(Data excerpts)
◇ ◇ ◇

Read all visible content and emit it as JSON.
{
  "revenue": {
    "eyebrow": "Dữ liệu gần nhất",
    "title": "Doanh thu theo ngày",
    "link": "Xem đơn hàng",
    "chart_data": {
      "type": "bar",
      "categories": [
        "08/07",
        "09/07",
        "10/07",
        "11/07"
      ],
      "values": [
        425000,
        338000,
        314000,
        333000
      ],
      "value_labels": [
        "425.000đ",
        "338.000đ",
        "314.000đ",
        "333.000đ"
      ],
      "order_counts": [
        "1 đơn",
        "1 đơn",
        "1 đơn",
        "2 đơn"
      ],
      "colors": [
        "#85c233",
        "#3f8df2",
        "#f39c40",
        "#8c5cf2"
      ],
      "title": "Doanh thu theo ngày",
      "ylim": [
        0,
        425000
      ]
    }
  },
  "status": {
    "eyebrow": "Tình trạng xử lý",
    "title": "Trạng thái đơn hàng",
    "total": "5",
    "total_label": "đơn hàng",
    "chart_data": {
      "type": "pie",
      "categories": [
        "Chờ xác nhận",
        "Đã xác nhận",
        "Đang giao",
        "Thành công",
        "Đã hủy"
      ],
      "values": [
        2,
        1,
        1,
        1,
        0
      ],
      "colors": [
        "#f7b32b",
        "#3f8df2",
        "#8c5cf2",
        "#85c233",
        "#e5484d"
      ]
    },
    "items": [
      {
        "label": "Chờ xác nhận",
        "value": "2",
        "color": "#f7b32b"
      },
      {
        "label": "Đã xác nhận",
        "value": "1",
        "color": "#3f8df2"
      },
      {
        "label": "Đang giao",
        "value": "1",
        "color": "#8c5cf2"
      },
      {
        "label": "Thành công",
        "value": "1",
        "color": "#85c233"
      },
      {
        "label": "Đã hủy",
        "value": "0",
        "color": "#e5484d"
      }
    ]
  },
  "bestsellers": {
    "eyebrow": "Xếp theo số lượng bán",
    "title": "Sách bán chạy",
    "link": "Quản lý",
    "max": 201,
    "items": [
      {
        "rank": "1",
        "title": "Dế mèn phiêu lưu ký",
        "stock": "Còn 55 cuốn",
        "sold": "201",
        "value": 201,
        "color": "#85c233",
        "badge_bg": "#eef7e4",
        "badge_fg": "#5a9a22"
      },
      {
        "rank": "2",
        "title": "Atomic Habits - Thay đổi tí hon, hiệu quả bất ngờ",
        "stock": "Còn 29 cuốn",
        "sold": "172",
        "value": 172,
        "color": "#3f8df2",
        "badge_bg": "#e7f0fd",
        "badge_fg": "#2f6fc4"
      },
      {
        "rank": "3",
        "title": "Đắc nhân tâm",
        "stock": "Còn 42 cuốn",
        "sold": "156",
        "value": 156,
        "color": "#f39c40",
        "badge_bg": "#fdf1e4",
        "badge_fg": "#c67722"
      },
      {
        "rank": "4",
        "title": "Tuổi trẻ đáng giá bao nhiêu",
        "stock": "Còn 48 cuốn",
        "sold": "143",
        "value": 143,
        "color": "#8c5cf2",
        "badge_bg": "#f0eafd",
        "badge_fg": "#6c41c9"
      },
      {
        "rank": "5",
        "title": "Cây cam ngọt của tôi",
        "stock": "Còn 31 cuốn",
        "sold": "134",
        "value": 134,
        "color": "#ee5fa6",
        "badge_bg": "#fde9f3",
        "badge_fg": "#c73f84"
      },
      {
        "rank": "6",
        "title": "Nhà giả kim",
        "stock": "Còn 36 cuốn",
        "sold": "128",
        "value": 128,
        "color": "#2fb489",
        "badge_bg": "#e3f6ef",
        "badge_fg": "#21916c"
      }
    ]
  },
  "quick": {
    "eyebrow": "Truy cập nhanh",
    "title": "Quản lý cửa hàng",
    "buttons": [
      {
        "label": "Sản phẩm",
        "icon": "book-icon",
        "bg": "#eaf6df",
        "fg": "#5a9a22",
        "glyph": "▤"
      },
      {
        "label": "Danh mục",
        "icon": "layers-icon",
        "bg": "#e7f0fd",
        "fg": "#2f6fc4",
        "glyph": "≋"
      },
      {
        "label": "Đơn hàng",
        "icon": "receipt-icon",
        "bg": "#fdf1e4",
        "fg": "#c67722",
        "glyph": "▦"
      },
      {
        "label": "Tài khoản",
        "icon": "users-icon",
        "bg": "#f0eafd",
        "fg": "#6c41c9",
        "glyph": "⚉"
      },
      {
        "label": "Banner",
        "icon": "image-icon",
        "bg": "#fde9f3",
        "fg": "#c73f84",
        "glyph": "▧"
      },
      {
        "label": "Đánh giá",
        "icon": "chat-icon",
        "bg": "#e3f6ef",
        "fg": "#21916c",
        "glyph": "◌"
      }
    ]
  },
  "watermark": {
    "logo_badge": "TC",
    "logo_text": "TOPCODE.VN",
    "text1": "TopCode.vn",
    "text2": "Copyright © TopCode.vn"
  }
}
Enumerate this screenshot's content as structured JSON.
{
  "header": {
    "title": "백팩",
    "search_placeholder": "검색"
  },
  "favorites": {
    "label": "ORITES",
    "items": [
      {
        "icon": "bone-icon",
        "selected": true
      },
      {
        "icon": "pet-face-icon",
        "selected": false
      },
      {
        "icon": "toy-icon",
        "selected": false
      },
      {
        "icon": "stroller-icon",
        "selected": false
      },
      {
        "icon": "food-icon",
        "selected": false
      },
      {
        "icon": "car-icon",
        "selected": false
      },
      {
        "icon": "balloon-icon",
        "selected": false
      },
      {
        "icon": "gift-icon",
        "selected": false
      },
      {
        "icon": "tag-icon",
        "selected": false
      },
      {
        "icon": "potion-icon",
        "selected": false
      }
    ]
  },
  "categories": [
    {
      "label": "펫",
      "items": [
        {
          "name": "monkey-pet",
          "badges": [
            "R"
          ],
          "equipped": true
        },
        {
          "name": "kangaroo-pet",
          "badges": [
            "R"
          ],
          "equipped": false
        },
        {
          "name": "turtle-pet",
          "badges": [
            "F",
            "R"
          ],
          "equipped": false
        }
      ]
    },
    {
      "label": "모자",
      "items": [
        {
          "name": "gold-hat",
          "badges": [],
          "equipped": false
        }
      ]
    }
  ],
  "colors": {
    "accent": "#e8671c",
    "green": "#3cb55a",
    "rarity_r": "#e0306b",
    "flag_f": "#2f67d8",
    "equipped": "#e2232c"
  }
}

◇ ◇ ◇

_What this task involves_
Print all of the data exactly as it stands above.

_Reply_
Read all visible content and emit it as JSON.
{
  "revenue": {
    "eyebrow": "Dữ liệu gần nhất",
    "title": "Doanh thu theo ngày",
    "link": "Xem đơn hàng",
    "chart_data": {
      "type": "bar",
      "categories": [
        "08/07",
        "09/07",
        "10/07",
        "11/07"
      ],
      "values": [
        425000,
        338000,
        314000,
        333000
      ],
      "value_labels": [
        "425.000đ",
        "338.000đ",
        "314.000đ",
        "333.000đ"
      ],
      "order_counts": [
        "1 đơn",
        "1 đơn",
        "1 đơn",
        "2 đơn"
      ],
      "colors": [
        "#85c233",
        "#3f8df2",
        "#f39c40",
        "#8c5cf2"
      ],
      "title": "Doanh thu theo ngày",
      "ylim": [
        0,
        425000
      ]
    }
  },
  "status": {
    "eyebrow": "Tình trạng xử lý",
    "title": "Trạng thái đơn hàng",
    "total": "5",
    "total_label": "đơn hàng",
    "chart_data": {
      "type": "pie",
      "categories": [
        "Chờ xác nhận",
        "Đã xác nhận",
        "Đang giao",
        "Thành công",
        "Đã hủy"
      ],
      "values": [
        2,
        1,
        1,
        1,
        0
      ],
      "colors": [
        "#f7b32b",
        "#3f8df2",
        "#8c5cf2",
        "#85c233",
        "#e5484d"
      ]
    },
    "items": [
      {
        "label": "Chờ xác nhận",
        "value": "2",
        "color": "#f7b32b"
      },
      {
        "label": "Đã xác nhận",
        "value": "1",
        "color": "#3f8df2"
      },
      {
        "label": "Đang giao",
        "value": "1",
        "color": "#8c5cf2"
      },
      {
        "label": "Thành công",
        "value": "1",
        "color": "#85c233"
      },
      {
        "label": "Đã hủy",
        "value": "0",
        "color": "#e5484d"
      }
    ]
  },
  "bestsellers": {
    "eyebrow": "Xếp theo số lượng bán",
    "title": "Sách bán chạy",
    "link": "Quản lý",
    "max": 201,
    "items": [
      {
        "rank": "1",
        "title": "Dế mèn phiêu lưu ký",
        "stock": "Còn 55 cuốn",
        "sold": "201",
        "value": 201,
        "color": "#85c233",
        "badge_bg": "#eef7e4",
        "badge_fg": "#5a9a22"
      },
      {
        "rank": "2",
        "title": "Atomic Habits - Thay đổi tí hon, hiệu quả bất ngờ",
        "stock": "Còn 29 cuốn",
        "sold": "172",
        "value": 172,
        "color": "#3f8df2",
        "badge_bg": "#e7f0fd",
        "badge_fg": "#2f6fc4"
      },
      {
        "rank": "3",
        "title": "Đắc nhân tâm",
        "stock": "Còn 42 cuốn",
        "sold": "156",
        "value": 156,
        "color": "#f39c40",
        "badge_bg": "#fdf1e4",
        "badge_fg": "#c67722"
      },
      {
        "rank": "4",
        "title": "Tuổi trẻ đáng giá bao nhiêu",
        "stock": "Còn 48 cuốn",
        "sold": "143",
        "value": 143,
        "color": "#8c5cf2",
        "badge_bg": "#f0eafd",
        "badge_fg": "#6c41c9"
      },
      {
        "rank": "5",
        "title": "Cây cam ngọt của tôi",
        "stock": "Còn 31 cuốn",
        "sold": "134",
        "value": 134,
        "color": "#ee5fa6",
        "badge_bg": "#fde9f3",
        "badge_fg": "#c73f84"
      },
      {
        "rank": "6",
        "title": "Nhà giả kim",
        "stock": "Còn 36 cuốn",
        "sold": "128",
        "value": 128,
        "color": "#2fb489",
        "badge_bg": "#e3f6ef",
        "badge_fg": "#21916c"
      }
    ]
  },
  "quick": {
    "eyebrow": "Truy cập nhanh",
    "title": "Quản lý cửa hàng",
    "buttons": [
      {
        "label": "Sản phẩm",
        "icon": "book-icon",
        "bg": "#eaf6df",
        "fg": "#5a9a22",
        "glyph": "▤"
      },
      {
        "label": "Danh mục",
        "icon": "layers-icon",
        "bg": "#e7f0fd",
        "fg": "#2f6fc4",
        "glyph": "≋"
      },
      {
        "label": "Đơn hàng",
        "icon": "receipt-icon",
        "bg": "#fdf1e4",
        "fg": "#c67722",
        "glyph": "▦"
      },
      {
        "label": "Tài khoản",
        "icon": "users-icon",
        "bg": "#f0eafd",
        "fg": "#6c41c9",
        "glyph": "⚉"
      },
      {
        "label": "Banner",
        "icon": "image-icon",
        "bg": "#fde9f3",
        "fg": "#c73f84",
        "glyph": "▧"
      },
      {
        "label": "Đánh giá",
        "icon": "chat-icon",
        "bg": "#e3f6ef",
        "fg": "#21916c",
        "glyph": "◌"
      }
    ]
  },
  "watermark": {
    "logo_badge": "TC",
    "logo_text": "TOPCODE.VN",
    "text1": "TopCode.vn",
    "text2": "Copyright © TopCode.vn"
  }
}
Enumerate this screenshot's content as structured JSON.
{
  "header": {
    "title": "백팩",
    "search_placeholder": "검색"
  },
  "favorites": {
    "label": "ORITES",
    "items": [
      {
        "icon": "bone-icon",
        "selected": true
      },
      {
        "icon": "pet-face-icon",
        "selected": false
      },
      {
        "icon": "toy-icon",
        "selected": false
      },
      {
        "icon": "stroller-icon",
        "selected": false
      },
      {
        "icon": "food-icon",
        "selected": false
      },
      {
        "icon": "car-icon",
        "selected": false
      },
      {
        "icon": "balloon-icon",
        "selected": false
      },
      {
        "icon": "gift-icon",
        "selected": false
      },
      {
        "icon": "tag-icon",
        "selected": false
      },
      {
        "icon": "potion-icon",
        "selected": false
      }
    ]
  },
  "categories": [
    {
      "label": "펫",
      "items": [
        {
          "name": "monkey-pet",
          "badges": [
            "R"
          ],
          "equipped": true
        },
        {
          "name": "kangaroo-pet",
          "badges": [
            "R"
          ],
          "equipped": false
        },
        {
          "name": "turtle-pet",
          "badges": [
            "F",
            "R"
          ],
          "equipped": false
        }
      ]
    },
    {
      "label": "모자",
      "items": [
        {
          "name": "gold-hat",
          "badges": [],
          "equipped": false
        }
      ]
    }
  ],
  "colors": {
    "accent": "#e8671c",
    "green": "#3cb55a",
    "rarity_r": "#e0306b",
    "flag_f": "#2f67d8",
    "equipped": "#e2232c"
  }
}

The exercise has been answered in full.